**ABOUT THIS TASK**
State how many lines in the listing below contain the word "message", and write nothing else.

**MATERIAL SUPPLIED**
━━━━

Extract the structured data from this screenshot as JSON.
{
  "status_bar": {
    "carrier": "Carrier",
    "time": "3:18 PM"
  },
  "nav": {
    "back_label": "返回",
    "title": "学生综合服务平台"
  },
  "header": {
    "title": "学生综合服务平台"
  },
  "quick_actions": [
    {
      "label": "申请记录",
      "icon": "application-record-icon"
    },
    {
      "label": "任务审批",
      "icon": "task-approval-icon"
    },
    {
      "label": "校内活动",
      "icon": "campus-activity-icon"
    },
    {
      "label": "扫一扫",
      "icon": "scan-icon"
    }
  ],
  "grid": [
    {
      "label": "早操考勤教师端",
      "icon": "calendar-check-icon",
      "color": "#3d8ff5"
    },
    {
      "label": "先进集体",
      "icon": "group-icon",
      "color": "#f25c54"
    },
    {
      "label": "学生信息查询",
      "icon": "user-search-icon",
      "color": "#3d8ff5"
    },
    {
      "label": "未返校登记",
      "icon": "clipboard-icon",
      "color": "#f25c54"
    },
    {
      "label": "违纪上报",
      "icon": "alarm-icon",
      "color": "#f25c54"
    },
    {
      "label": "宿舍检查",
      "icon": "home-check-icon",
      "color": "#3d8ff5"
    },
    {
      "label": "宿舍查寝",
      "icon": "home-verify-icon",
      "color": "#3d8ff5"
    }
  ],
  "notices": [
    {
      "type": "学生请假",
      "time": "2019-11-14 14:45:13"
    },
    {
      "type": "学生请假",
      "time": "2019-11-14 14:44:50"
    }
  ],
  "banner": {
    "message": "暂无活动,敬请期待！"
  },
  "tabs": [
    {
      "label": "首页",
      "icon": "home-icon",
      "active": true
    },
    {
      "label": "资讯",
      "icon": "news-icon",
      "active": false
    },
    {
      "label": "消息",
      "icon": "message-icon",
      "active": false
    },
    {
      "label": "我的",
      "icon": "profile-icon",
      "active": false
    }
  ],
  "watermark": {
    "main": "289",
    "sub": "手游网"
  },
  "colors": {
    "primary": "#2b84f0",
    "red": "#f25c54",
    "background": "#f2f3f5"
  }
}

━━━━

**FINISHED TASK**
2